> _Problem description_
The result should be a faithful copy of every entry below, with the pictures left out.

-- Provided data follows --

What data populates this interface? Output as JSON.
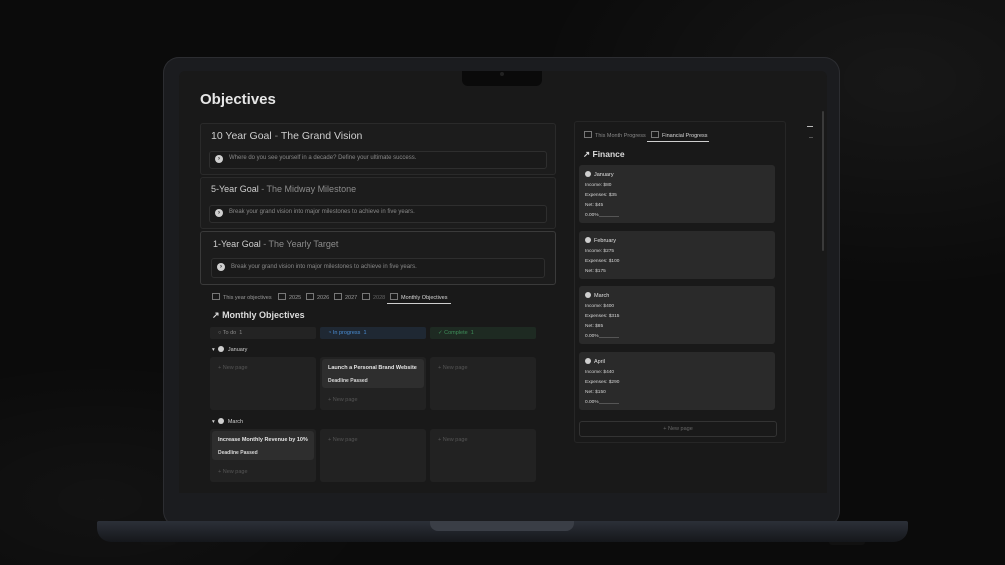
{
  "page": {
    "title": "Objectives"
  },
  "goals": [
    {
      "main": "10 Year Goal",
      "sep": " - ",
      "sub": "The Grand Vision",
      "prompt": "Where do you see yourself in a decade? Define your ultimate success."
    },
    {
      "main": "5-Year Goal",
      "sep": " - ",
      "sub": "The Midway Milestone",
      "prompt": "Break your grand vision into major milestones to achieve in five years."
    },
    {
      "main": "1-Year Goal",
      "sep": " - ",
      "sub": "The Yearly Target",
      "prompt": "Break your grand vision into major milestones to achieve in five years."
    }
  ],
  "tabs": [
    "This year objectives",
    "2025",
    "2026",
    "2027",
    "2028",
    "Monthly Objectives"
  ],
  "monthly": {
    "title": "Monthly Objectives",
    "arrow": "↗",
    "columns": [
      {
        "label": "To do",
        "count": "1",
        "color": "#8a8a8a"
      },
      {
        "label": "In progress",
        "count": "1",
        "color": "#4a8fd6"
      },
      {
        "label": "Complete",
        "count": "1",
        "color": "#3f8f5a"
      }
    ],
    "groups": [
      {
        "name": "January",
        "card_title": "Launch a Personal Brand Website",
        "card_status": "Deadline Passed"
      },
      {
        "name": "March",
        "card_title": "Increase Monthly Revenue by 10%",
        "card_status": "Deadline Passed"
      }
    ],
    "new_page": "New page"
  },
  "right": {
    "tabs": [
      "This Month Progress",
      "Financial Progress"
    ],
    "title": "Finance",
    "arrow": "↗",
    "months": [
      {
        "name": "January",
        "income": "Income: $80",
        "expenses": "Expenses: $35",
        "net": "Net: $45",
        "pct": "0.00%"
      },
      {
        "name": "February",
        "income": "Income: $275",
        "expenses": "Expenses: $100",
        "net": "Net: $175",
        "pct": ""
      },
      {
        "name": "March",
        "income": "Income: $400",
        "expenses": "Expenses: $315",
        "net": "Net: $85",
        "pct": "0.00%"
      },
      {
        "name": "April",
        "income": "Income: $440",
        "expenses": "Expenses: $290",
        "net": "Net: $150",
        "pct": "0.00%"
      }
    ],
    "new_page": "New page"
  }
}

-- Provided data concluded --

> _Solution for this task_
What data populates this interface? Output as JSON.
{
  "page": {
    "title": "Objectives"
  },
  "goals": [
    {
      "main": "10 Year Goal",
      "sep": " - ",
      "sub": "The Grand Vision",
      "prompt": "Where do you see yourself in a decade? Define your ultimate success."
    },
    {
      "main": "5-Year Goal",
      "sep": " - ",
      "sub": "The Midway Milestone",
      "prompt": "Break your grand vision into major milestones to achieve in five years."
    },
    {
      "main": "1-Year Goal",
      "sep": " - ",
      "sub": "The Yearly Target",
      "prompt": "Break your grand vision into major milestones to achieve in five years."
    }
  ],
  "tabs": [
    "This year objectives",
    "2025",
    "2026",
    "2027",
    "2028",
    "Monthly Objectives"
  ],
  "monthly": {
    "title": "Monthly Objectives",
    "arrow": "↗",
    "columns": [
      {
        "label": "To do",
        "count": "1",
        "color": "#8a8a8a"
      },
      {
        "label": "In progress",
        "count": "1",
        "color": "#4a8fd6"
      },
      {
        "label": "Complete",
        "count": "1",
        "color": "#3f8f5a"
      }
    ],
    "groups": [
      {
        "name": "January",
        "card_title": "Launch a Personal Brand Website",
        "card_status": "Deadline Passed"
      },
      {
        "name": "March",
        "card_title": "Increase Monthly Revenue by 10%",
        "card_status": "Deadline Passed"
      }
    ],
    "new_page": "New page"
  },
  "right": {
    "tabs": [
      "This Month Progress",
      "Financial Progress"
    ],
    "title": "Finance",
    "arrow": "↗",
    "months": [
      {
        "name": "January",
        "income": "Income: $80",
        "expenses": "Expenses: $35",
        "net": "Net: $45",
        "pct": "0.00%"
      },
      {
        "name": "February",
        "income": "Income: $275",
        "expenses": "Expenses: $100",
        "net": "Net: $175",
        "pct": ""
      },
      {
        "name": "March",
        "income": "Income: $400",
        "expenses": "Expenses: $315",
        "net": "Net: $85",
        "pct": "0.00%"
      },
      {
        "name": "April",
        "income": "Income: $440",
        "expenses": "Expenses: $290",
        "net": "Net: $150",
        "pct": "0.00%"
      }
    ],
    "new_page": "New page"
  }
}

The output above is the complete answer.